- Other forms of cancer: Smoking increases the risk of developing other types of cancer, including rectal and prostate.
- Heart disease: Both smoking and vaping cause your arteries to harden. When this happens, the risk of heart attack or stroke increases significantly. Smoking also lowers HDL, or good cholesterol levels, making blockages more likely to occur.
- Diabetes: Those who smoke at least 20 cigarettes per day double their risk of developing diabetes . Smoking increases insulin resistance, which explains why some people find weight loss difficult even though they may fear additional gain from quitting.
- Dental disease. Smokers run double the risk of losing their teeth  than nonsmokers. According to a 2003 Canadian Community Health Survey, those who smoke are more likely to report oral health problems.
In addition to disease, vaping poses quality-of-life issues. Those who vape regularly may find themselves growing short of breath from everyday activities like walking up a flight of stairs. They may lack energy for the activities they once enjoyed.

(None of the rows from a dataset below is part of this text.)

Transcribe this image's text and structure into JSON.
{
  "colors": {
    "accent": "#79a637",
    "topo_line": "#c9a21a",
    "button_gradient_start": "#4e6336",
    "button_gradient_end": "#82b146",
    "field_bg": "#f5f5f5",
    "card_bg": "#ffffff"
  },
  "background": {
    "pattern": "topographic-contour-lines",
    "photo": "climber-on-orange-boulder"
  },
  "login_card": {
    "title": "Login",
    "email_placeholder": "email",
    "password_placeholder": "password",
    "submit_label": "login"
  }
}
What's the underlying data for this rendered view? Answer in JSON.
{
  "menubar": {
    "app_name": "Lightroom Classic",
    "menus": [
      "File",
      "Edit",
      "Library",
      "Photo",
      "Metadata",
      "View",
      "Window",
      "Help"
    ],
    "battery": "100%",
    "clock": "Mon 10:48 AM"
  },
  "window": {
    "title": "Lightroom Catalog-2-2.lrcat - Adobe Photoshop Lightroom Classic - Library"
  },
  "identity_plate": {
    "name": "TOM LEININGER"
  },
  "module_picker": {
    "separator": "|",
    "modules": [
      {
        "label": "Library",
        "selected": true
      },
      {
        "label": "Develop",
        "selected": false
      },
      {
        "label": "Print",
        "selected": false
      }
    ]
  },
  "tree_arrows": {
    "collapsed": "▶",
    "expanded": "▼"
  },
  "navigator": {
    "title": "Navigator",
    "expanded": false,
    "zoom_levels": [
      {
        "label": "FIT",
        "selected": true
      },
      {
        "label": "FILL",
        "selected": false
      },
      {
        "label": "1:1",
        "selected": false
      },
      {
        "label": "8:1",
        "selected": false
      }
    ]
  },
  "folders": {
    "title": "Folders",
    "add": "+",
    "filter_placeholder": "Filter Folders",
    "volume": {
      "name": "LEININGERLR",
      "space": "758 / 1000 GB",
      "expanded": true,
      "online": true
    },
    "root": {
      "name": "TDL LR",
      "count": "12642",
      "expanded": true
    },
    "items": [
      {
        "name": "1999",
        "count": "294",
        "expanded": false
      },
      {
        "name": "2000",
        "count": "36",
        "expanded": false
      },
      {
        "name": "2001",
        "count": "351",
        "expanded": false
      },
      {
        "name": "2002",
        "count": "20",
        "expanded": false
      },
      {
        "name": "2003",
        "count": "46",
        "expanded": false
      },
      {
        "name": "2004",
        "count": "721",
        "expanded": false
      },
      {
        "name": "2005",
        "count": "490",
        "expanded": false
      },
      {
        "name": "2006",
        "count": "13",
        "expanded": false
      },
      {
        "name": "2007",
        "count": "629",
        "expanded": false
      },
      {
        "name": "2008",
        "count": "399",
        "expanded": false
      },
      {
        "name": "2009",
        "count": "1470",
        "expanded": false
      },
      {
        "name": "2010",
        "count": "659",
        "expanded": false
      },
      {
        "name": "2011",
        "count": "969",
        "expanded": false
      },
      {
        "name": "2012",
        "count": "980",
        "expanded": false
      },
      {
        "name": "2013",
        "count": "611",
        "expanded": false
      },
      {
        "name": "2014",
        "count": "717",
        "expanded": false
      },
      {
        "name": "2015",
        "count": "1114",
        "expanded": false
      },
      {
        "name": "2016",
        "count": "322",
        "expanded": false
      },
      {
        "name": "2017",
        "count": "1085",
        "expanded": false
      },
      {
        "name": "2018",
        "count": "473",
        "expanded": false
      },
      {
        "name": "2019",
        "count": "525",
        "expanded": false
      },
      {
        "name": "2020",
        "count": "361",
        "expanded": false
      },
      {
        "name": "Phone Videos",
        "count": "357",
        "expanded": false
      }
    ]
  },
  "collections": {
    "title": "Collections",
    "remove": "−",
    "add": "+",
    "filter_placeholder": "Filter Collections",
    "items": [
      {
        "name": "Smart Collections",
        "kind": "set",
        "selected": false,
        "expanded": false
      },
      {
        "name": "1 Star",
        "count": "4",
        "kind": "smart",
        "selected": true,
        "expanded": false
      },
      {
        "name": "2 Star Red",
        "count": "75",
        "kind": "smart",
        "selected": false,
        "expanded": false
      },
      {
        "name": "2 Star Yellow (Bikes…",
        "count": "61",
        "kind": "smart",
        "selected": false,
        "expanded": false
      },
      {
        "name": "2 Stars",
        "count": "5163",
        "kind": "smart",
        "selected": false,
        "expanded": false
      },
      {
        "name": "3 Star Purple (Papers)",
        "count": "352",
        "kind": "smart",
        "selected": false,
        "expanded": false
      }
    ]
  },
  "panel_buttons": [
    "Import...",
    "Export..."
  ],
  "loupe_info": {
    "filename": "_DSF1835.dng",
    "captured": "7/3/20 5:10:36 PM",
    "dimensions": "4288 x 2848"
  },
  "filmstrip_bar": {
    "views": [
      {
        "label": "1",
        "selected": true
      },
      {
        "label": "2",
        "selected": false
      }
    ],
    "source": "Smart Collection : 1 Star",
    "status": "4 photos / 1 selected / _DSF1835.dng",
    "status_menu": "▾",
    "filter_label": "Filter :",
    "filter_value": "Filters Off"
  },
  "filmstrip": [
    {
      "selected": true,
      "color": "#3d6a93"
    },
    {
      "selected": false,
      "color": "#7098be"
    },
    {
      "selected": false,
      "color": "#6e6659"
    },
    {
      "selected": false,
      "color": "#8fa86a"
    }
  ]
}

Tobacco use of any kind is associated with mental health disorders. Although 14 percent of all American adults use tobacco in some form, including vaping, 23 percent of individuals with a mental health disorder  adopt the habit. It is unclear if people with mental health issues use nicotine in an attempt to self-medicate or whether such individuals are more prone to substance abuse due to structural differences in the brain.
How You Can Quit the Habit
The good news is, even if you vape, quitting now can better your health outlook greatly. As little as a month after quitting, you can expect your lung function to improve significantly. After 15 years, your risk of certain diseases rivals that of nonsmokers.
If you’re ready to quit, the Centers for Disease Control offers a host of free resources  to help you. Many individuals find success with the aid of cessation medications such as Chantix. Others find a gradual approach works better than cold turkey, and once they begin seeing the positive health benefits of cutting back, they feel empowered to quit altogether. Your state government may offer additional resources.
Stopping Vaping Improves Health Outcomes
Considering the multiple risks associated with vaping, quitting the habit now makes sense. It’s never too late to begin the journey to better health — why not get started today?